"Whenever my Dad's mad, my mom always says he'll get happy in the same pants he's mad in. It's the same. She'll be okay again in five minutes." (Please note she's American. She means mum and trousers.)
I won't bore you with the details of what this girl was a bit annoyed about but as my friend explained why she didn't feel the need to fix the situation even I could completely see that she was right. Her friend wasn't angry about anything that actually mattered and she'd be over it in five minutes and never think about it again.
I cannot emphasise enough how energetic, kind, and thoughtful this friend is. Perhaps it's because she isn't weighed down worrying about the nonsense that I worry about.
I also recently read something on the internet posted by one of my ultimate heroes, health and fitness Guru Chalene Johnson.

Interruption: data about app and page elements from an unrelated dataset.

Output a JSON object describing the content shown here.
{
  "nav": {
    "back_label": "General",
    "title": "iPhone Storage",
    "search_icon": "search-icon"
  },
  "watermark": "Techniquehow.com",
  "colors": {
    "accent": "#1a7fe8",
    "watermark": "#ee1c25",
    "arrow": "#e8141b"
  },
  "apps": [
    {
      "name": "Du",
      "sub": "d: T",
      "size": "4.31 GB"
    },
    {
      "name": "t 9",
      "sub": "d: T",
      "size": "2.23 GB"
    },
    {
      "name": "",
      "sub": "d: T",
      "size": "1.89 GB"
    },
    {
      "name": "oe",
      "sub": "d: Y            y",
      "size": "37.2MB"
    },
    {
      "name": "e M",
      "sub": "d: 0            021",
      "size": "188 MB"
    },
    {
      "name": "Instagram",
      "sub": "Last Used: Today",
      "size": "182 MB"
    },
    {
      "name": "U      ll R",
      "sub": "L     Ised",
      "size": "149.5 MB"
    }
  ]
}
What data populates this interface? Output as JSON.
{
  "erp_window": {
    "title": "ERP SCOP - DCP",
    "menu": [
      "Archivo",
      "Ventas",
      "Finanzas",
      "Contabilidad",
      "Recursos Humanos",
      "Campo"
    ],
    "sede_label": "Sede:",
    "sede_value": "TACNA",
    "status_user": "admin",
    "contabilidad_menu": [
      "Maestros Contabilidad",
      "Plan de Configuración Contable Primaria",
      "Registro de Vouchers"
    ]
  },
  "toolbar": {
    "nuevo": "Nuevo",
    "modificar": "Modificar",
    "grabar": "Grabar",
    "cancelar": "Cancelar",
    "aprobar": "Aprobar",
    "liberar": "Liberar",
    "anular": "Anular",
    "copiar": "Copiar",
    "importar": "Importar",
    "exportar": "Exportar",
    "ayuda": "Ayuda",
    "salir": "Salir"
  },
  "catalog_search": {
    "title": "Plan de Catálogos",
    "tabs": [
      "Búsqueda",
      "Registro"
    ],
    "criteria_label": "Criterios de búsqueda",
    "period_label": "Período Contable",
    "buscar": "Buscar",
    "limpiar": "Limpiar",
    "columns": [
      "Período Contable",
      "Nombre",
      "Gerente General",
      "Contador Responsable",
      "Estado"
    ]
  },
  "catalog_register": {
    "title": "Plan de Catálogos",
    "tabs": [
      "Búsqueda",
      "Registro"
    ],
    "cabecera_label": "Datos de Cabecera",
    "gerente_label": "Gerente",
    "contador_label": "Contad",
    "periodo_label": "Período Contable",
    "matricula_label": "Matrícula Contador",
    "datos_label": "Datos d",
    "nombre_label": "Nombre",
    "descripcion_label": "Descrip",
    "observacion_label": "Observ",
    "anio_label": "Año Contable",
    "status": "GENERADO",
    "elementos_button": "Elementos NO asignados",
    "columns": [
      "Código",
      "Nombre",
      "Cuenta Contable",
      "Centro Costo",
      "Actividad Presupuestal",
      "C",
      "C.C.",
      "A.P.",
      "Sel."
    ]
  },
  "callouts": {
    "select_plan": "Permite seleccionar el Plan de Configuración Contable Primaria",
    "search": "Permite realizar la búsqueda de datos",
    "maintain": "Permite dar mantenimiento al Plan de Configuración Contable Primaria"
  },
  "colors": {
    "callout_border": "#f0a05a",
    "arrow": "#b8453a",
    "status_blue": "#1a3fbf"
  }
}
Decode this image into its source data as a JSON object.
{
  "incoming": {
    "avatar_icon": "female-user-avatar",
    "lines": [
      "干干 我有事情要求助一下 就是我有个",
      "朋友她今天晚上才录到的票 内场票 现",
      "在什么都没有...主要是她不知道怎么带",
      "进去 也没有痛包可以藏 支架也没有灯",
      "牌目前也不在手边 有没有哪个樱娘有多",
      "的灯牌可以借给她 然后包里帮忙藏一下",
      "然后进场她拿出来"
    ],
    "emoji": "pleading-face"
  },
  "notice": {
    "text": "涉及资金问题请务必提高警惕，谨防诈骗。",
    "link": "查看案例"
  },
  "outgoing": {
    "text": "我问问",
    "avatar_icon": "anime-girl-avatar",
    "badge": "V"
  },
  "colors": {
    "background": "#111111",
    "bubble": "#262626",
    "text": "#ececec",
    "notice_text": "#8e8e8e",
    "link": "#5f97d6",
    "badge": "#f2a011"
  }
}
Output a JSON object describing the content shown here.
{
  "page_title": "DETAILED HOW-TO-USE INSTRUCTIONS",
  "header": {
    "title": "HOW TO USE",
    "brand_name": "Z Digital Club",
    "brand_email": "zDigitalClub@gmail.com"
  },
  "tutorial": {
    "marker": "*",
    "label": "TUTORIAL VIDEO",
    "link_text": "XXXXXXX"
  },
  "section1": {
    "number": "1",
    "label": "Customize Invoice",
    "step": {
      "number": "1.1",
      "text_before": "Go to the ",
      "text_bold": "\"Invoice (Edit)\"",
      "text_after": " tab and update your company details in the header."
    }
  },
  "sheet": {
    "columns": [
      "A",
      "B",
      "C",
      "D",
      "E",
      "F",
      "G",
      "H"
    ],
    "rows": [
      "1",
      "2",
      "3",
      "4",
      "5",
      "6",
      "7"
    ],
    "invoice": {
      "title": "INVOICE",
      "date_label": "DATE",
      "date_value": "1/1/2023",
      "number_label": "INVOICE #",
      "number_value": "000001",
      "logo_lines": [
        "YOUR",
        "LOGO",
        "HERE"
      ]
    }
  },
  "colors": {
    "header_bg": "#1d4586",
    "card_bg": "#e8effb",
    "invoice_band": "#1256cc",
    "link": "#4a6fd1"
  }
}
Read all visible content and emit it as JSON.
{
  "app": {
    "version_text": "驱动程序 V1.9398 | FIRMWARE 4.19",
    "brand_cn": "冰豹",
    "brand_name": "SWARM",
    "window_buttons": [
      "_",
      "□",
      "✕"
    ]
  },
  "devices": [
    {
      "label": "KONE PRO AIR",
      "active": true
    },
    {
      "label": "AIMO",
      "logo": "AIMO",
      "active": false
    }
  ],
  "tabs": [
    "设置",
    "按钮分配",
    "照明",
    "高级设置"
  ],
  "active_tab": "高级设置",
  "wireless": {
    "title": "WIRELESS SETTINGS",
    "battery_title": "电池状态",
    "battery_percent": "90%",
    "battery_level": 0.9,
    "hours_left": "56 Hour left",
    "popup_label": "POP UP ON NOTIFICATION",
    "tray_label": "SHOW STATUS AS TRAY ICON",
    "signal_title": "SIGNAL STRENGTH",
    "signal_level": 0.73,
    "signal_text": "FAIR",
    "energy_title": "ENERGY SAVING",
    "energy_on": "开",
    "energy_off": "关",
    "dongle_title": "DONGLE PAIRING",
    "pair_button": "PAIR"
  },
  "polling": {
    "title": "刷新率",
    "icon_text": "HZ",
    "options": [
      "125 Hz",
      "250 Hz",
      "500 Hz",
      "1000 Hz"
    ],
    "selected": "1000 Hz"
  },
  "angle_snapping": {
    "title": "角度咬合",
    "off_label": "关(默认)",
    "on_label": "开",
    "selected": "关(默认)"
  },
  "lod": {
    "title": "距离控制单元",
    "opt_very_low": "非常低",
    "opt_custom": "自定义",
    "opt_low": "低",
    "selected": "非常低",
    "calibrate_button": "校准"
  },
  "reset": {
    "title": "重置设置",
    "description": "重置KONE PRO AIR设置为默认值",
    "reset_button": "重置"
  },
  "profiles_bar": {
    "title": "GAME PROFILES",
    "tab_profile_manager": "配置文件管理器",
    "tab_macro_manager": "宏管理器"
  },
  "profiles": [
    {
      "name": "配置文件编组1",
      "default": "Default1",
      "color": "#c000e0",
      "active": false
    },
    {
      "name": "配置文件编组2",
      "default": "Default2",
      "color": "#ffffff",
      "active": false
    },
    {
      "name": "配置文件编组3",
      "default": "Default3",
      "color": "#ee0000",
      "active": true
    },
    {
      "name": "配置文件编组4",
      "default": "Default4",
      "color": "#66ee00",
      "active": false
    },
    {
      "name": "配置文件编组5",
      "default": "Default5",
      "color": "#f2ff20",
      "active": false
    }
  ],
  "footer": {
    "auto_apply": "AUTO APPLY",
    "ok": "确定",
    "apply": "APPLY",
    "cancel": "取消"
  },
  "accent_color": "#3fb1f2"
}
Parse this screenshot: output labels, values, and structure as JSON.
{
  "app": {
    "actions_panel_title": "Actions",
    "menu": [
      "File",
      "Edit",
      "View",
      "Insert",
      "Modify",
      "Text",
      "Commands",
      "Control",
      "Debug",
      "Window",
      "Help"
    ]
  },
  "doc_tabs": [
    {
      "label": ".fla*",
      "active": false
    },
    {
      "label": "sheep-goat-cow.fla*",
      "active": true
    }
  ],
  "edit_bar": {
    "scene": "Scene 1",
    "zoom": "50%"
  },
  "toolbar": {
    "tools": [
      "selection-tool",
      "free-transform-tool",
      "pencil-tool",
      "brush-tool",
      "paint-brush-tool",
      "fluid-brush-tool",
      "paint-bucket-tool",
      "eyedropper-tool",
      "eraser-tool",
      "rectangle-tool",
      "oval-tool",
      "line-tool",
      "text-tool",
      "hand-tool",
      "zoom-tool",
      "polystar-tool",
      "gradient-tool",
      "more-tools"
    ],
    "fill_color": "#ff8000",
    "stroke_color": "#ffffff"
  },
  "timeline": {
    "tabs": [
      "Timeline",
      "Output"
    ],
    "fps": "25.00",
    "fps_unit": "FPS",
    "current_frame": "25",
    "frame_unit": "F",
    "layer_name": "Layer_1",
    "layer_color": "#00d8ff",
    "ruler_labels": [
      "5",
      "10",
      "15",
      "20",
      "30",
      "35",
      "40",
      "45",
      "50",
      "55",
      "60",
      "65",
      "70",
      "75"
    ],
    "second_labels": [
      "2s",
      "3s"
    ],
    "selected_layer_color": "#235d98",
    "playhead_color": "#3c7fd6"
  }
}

Somebody had commented on her status "you annoy me. #unfollow."
That would have resulted in me gulping back the tears and my quivering voice insisting that I know it doesn't matter but then needing a few minutes to blow my nose.
Chalene drew attention to it. And not to make a fool of the writer of the comment, and not to shame her as a 'hater', but to demonstrate to people that it's okay if everyone doesn't like you. I won't write exactly what she said (mainly because I'm not sure about copyright), but basically her message was this: not everyone is going to like you. And that's okay. If you find somebody annoying/ boring/ upsetting in any way then try your best to remove them from your life to make room for all the wonderful, magical, fascinating people that are out there. And let the people that find you annoying (because there will be people that find you annoying) leave your life, to make room for the people who find you wonderful, magical, and fascinating. And just be thankful that your life is only full of these great people.
My happiest friends are also the healthiest, most beautiful, most energetic, and kind, and I truly believe that if I could keep the energy that I put into worrying, and could let go of those totally unnecessary things that pull me down, I would be lighter, and as a result be as happy, musical, and energetic as the happiest people I know.
Now just to be clear I am a happy person. I am happy every single day, am positive, and grateful, and smile a lot. But I know that if I could just Let Things Go I could be lighter and even happier. And so could you.
So this is me promising you, lovely readers, that I will continue to do my best at everything, but then I will Let It Go. And so should you.